§ Aim of the exercise
Pick each line that has "materialCode" out of the records.

Interface dataset entries
=-=-=
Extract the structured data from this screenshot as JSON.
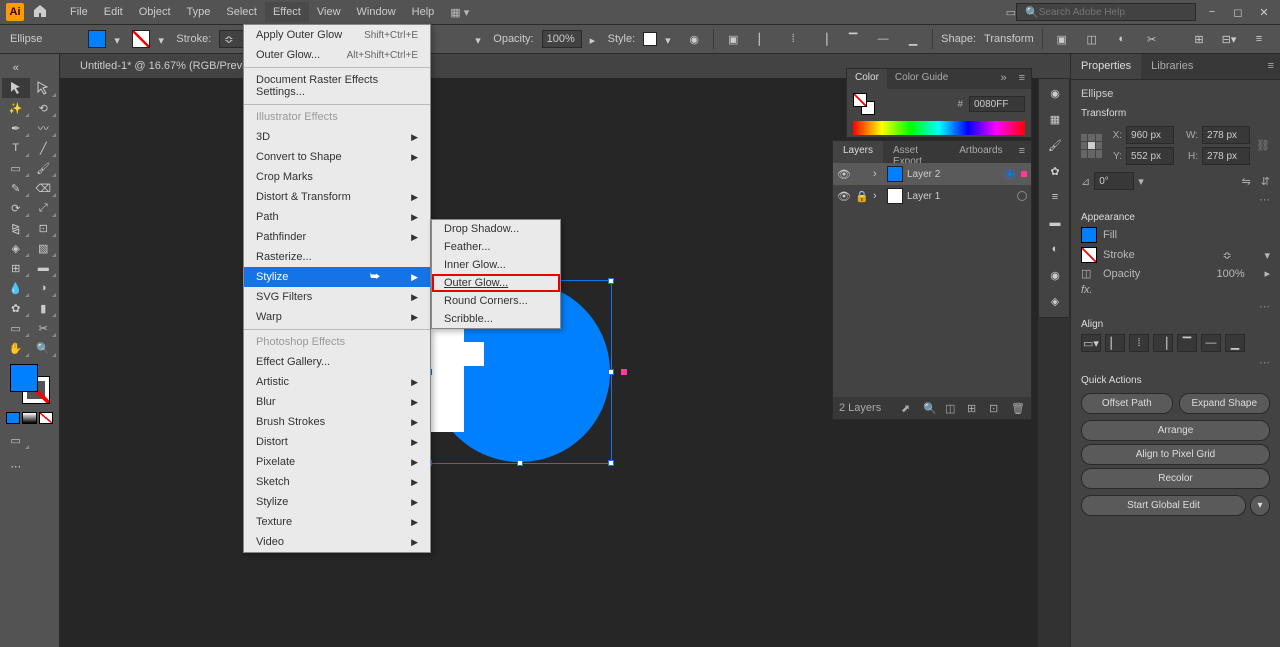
{
  "app": {
    "name": "Ai"
  },
  "menubar": {
    "items": [
      "File",
      "Edit",
      "Object",
      "Type",
      "Select",
      "Effect",
      "View",
      "Window",
      "Help"
    ],
    "open_index": 5,
    "search_placeholder": "Search Adobe Help"
  },
  "controlbar": {
    "shape_label": "Ellipse",
    "stroke_label": "Stroke:",
    "opacity_label": "Opacity:",
    "opacity_value": "100%",
    "style_label": "Style:",
    "shape_btn": "Shape:",
    "transform_btn": "Transform"
  },
  "doc_tab": "Untitled-1* @ 16.67% (RGB/Preview)",
  "effect_menu": {
    "apply": {
      "label": "Apply Outer Glow",
      "shortcut": "Shift+Ctrl+E"
    },
    "last": {
      "label": "Outer Glow...",
      "shortcut": "Alt+Shift+Ctrl+E"
    },
    "raster_settings": "Document Raster Effects Settings...",
    "section_illustrator": "Illustrator Effects",
    "illus_items": [
      {
        "label": "3D",
        "sub": true
      },
      {
        "label": "Convert to Shape",
        "sub": true
      },
      {
        "label": "Crop Marks",
        "sub": false
      },
      {
        "label": "Distort & Transform",
        "sub": true
      },
      {
        "label": "Path",
        "sub": true
      },
      {
        "label": "Pathfinder",
        "sub": true
      },
      {
        "label": "Rasterize...",
        "sub": false
      },
      {
        "label": "Stylize",
        "sub": true,
        "hl": true
      },
      {
        "label": "SVG Filters",
        "sub": true
      },
      {
        "label": "Warp",
        "sub": true
      }
    ],
    "section_ps": "Photoshop Effects",
    "ps_items": [
      {
        "label": "Effect Gallery...",
        "sub": false
      },
      {
        "label": "Artistic",
        "sub": true
      },
      {
        "label": "Blur",
        "sub": true
      },
      {
        "label": "Brush Strokes",
        "sub": true
      },
      {
        "label": "Distort",
        "sub": true
      },
      {
        "label": "Pixelate",
        "sub": true
      },
      {
        "label": "Sketch",
        "sub": true
      },
      {
        "label": "Stylize",
        "sub": true
      },
      {
        "label": "Texture",
        "sub": true
      },
      {
        "label": "Video",
        "sub": true
      }
    ]
  },
  "stylize_submenu": {
    "items": [
      "Drop Shadow...",
      "Feather...",
      "Inner Glow...",
      "Outer Glow...",
      "Round Corners...",
      "Scribble..."
    ],
    "highlight_index": 3
  },
  "color_panel": {
    "tabs": [
      "Color",
      "Color Guide"
    ],
    "hex": "0080FF"
  },
  "layers_panel": {
    "tabs": [
      "Layers",
      "Asset Export",
      "Artboards"
    ],
    "layers": [
      {
        "name": "Layer 2",
        "thumb_bg": "#0080ff",
        "selected": true,
        "locked": false
      },
      {
        "name": "Layer 1",
        "thumb_bg": "#ffffff",
        "selected": false,
        "locked": true
      }
    ],
    "footer_count": "2 Layers"
  },
  "properties": {
    "tabs": [
      "Properties",
      "Libraries"
    ],
    "shape": "Ellipse",
    "transform_title": "Transform",
    "x": "960 px",
    "y": "552 px",
    "w": "278 px",
    "h": "278 px",
    "angle": "0°",
    "appearance_title": "Appearance",
    "fill_label": "Fill",
    "stroke_label": "Stroke",
    "opacity_label": "Opacity",
    "opacity_value": "100%",
    "fx_label": "fx.",
    "align_title": "Align",
    "quick_title": "Quick Actions",
    "btn_offset": "Offset Path",
    "btn_expand": "Expand Shape",
    "btn_arrange": "Arrange",
    "btn_pixelgrid": "Align to Pixel Grid",
    "btn_recolor": "Recolor",
    "btn_global": "Start Global Edit"
  }
}
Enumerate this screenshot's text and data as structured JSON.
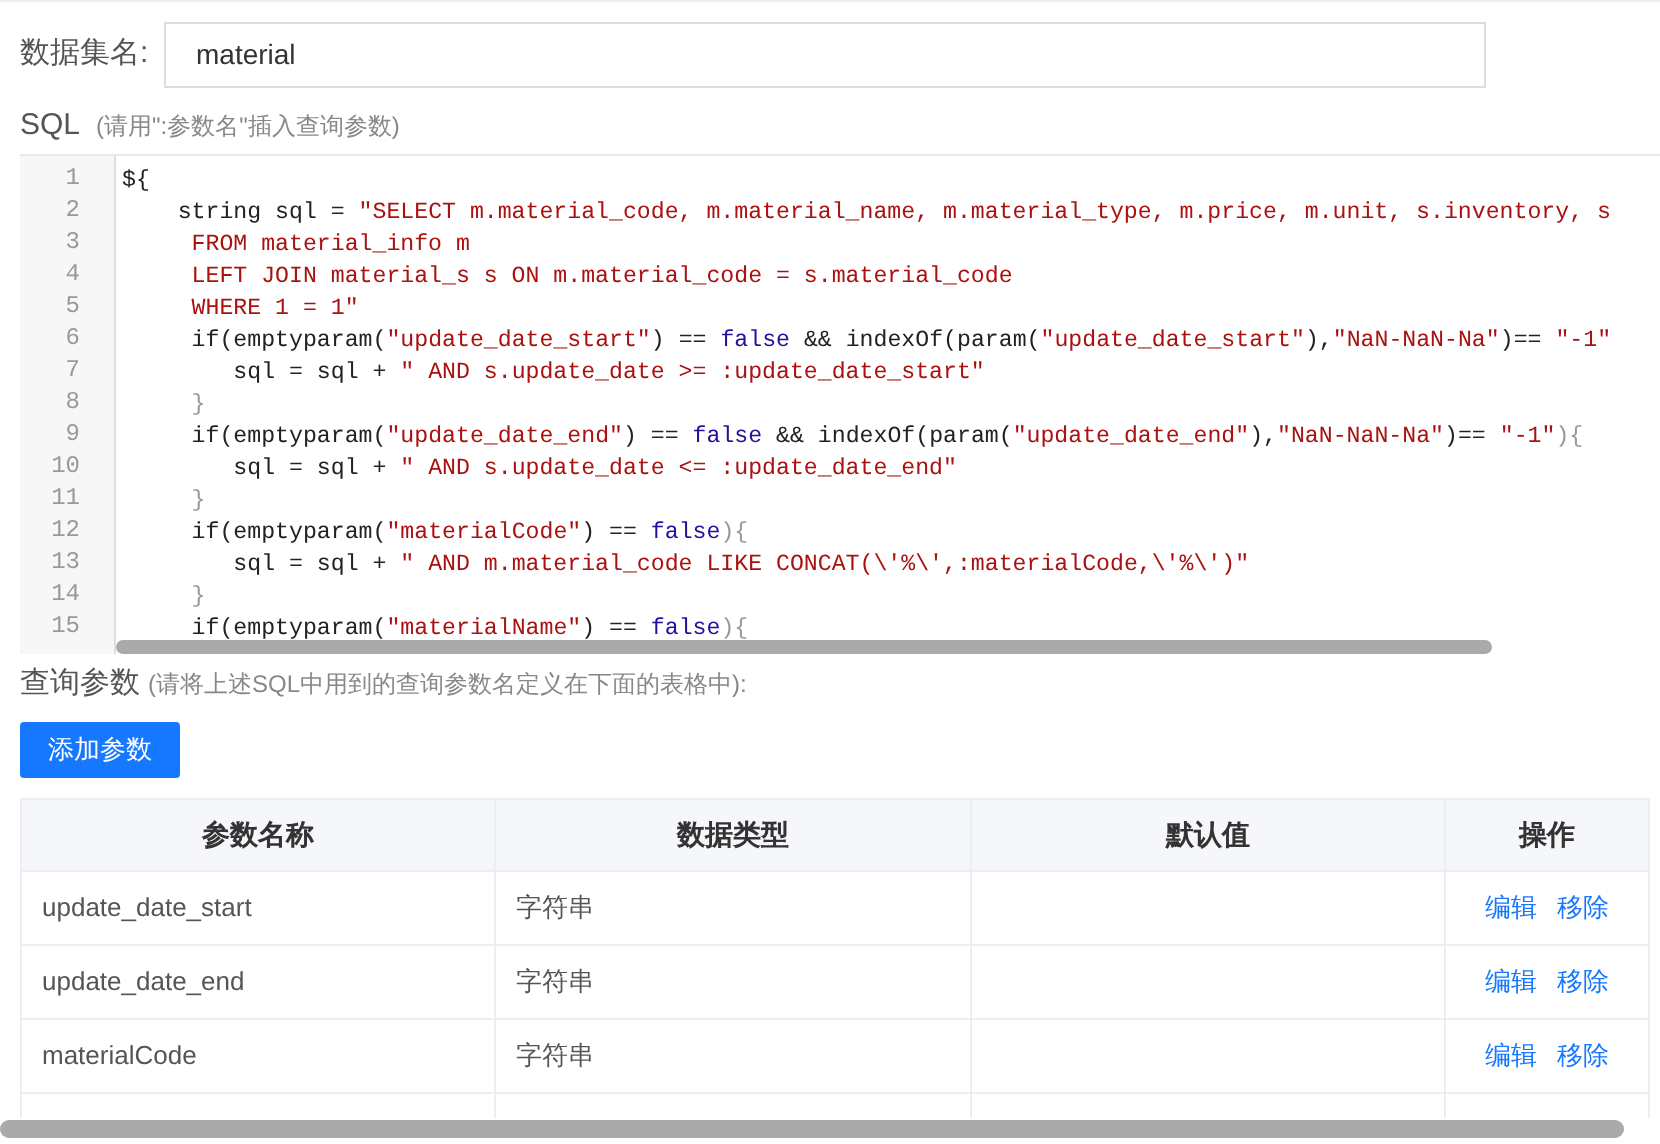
{
  "dataset": {
    "label": "数据集名:",
    "value": "material"
  },
  "sql": {
    "label": "SQL",
    "hint": "(请用\":参数名\"插入查询参数)",
    "lines": [
      {
        "number": "1",
        "tokens": [
          {
            "kind": "plain",
            "text": "${"
          }
        ]
      },
      {
        "number": "2",
        "tokens": [
          {
            "kind": "plain",
            "text": "    string sql = "
          },
          {
            "kind": "string",
            "text": "\"SELECT m.material_code, m.material_name, m.material_type, m.price, m.unit, s.inventory, s"
          }
        ]
      },
      {
        "number": "3",
        "tokens": [
          {
            "kind": "string",
            "text": "     FROM material_info m"
          }
        ]
      },
      {
        "number": "4",
        "tokens": [
          {
            "kind": "string",
            "text": "     LEFT JOIN material_s s ON m.material_code = s.material_code"
          }
        ]
      },
      {
        "number": "5",
        "tokens": [
          {
            "kind": "string",
            "text": "     WHERE 1 = 1\""
          }
        ]
      },
      {
        "number": "6",
        "tokens": [
          {
            "kind": "plain",
            "text": "     if(emptyparam("
          },
          {
            "kind": "string",
            "text": "\"update_date_start\""
          },
          {
            "kind": "plain",
            "text": ") == "
          },
          {
            "kind": "keyword",
            "text": "false"
          },
          {
            "kind": "plain",
            "text": " && indexOf(param("
          },
          {
            "kind": "string",
            "text": "\"update_date_start\""
          },
          {
            "kind": "plain",
            "text": "),"
          },
          {
            "kind": "string",
            "text": "\"NaN-NaN-Na\""
          },
          {
            "kind": "plain",
            "text": ")== "
          },
          {
            "kind": "string",
            "text": "\"-1\""
          }
        ]
      },
      {
        "number": "7",
        "tokens": [
          {
            "kind": "plain",
            "text": "        sql = sql + "
          },
          {
            "kind": "string",
            "text": "\" AND s.update_date >= :update_date_start\""
          }
        ]
      },
      {
        "number": "8",
        "tokens": [
          {
            "kind": "bracket",
            "text": "     }"
          }
        ]
      },
      {
        "number": "9",
        "tokens": [
          {
            "kind": "plain",
            "text": "     if(emptyparam("
          },
          {
            "kind": "string",
            "text": "\"update_date_end\""
          },
          {
            "kind": "plain",
            "text": ") == "
          },
          {
            "kind": "keyword",
            "text": "false"
          },
          {
            "kind": "plain",
            "text": " && indexOf(param("
          },
          {
            "kind": "string",
            "text": "\"update_date_end\""
          },
          {
            "kind": "plain",
            "text": "),"
          },
          {
            "kind": "string",
            "text": "\"NaN-NaN-Na\""
          },
          {
            "kind": "plain",
            "text": ")== "
          },
          {
            "kind": "string",
            "text": "\"-1\""
          },
          {
            "kind": "bracket",
            "text": "){"
          }
        ]
      },
      {
        "number": "10",
        "tokens": [
          {
            "kind": "plain",
            "text": "        sql = sql + "
          },
          {
            "kind": "string",
            "text": "\" AND s.update_date <= :update_date_end\""
          }
        ]
      },
      {
        "number": "11",
        "tokens": [
          {
            "kind": "bracket",
            "text": "     }"
          }
        ]
      },
      {
        "number": "12",
        "tokens": [
          {
            "kind": "plain",
            "text": "     if(emptyparam("
          },
          {
            "kind": "string",
            "text": "\"materialCode\""
          },
          {
            "kind": "plain",
            "text": ") == "
          },
          {
            "kind": "keyword",
            "text": "false"
          },
          {
            "kind": "bracket",
            "text": "){"
          }
        ]
      },
      {
        "number": "13",
        "tokens": [
          {
            "kind": "plain",
            "text": "        sql = sql + "
          },
          {
            "kind": "string",
            "text": "\" AND m.material_code LIKE CONCAT(\\'%\\',:materialCode,\\'%\\')\""
          }
        ]
      },
      {
        "number": "14",
        "tokens": [
          {
            "kind": "bracket",
            "text": "     }"
          }
        ]
      },
      {
        "number": "15",
        "tokens": [
          {
            "kind": "plain",
            "text": "     if(emptyparam("
          },
          {
            "kind": "string",
            "text": "\"materialName\""
          },
          {
            "kind": "plain",
            "text": ") == "
          },
          {
            "kind": "keyword",
            "text": "false"
          },
          {
            "kind": "bracket",
            "text": "){"
          }
        ]
      }
    ]
  },
  "params": {
    "label": "查询参数",
    "hint": "(请将上述SQL中用到的查询参数名定义在下面的表格中):",
    "add_button": "添加参数",
    "columns": [
      "参数名称",
      "数据类型",
      "默认值",
      "操作"
    ],
    "rows": [
      {
        "name": "update_date_start",
        "type": "字符串",
        "actions": [
          "编辑",
          "移除"
        ]
      },
      {
        "name": "update_date_end",
        "type": "字符串",
        "actions": [
          "编辑",
          "移除"
        ]
      },
      {
        "name": "materialCode",
        "type": "字符串",
        "actions": [
          "编辑",
          "移除"
        ]
      }
    ]
  }
}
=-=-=
§ Expected output
            "text": "\"materialCode\""
            "text": "\" AND m.material_code LIKE CONCAT(\\'%\\',:materialCode,\\'%\\')\""
        "name": "materialCode",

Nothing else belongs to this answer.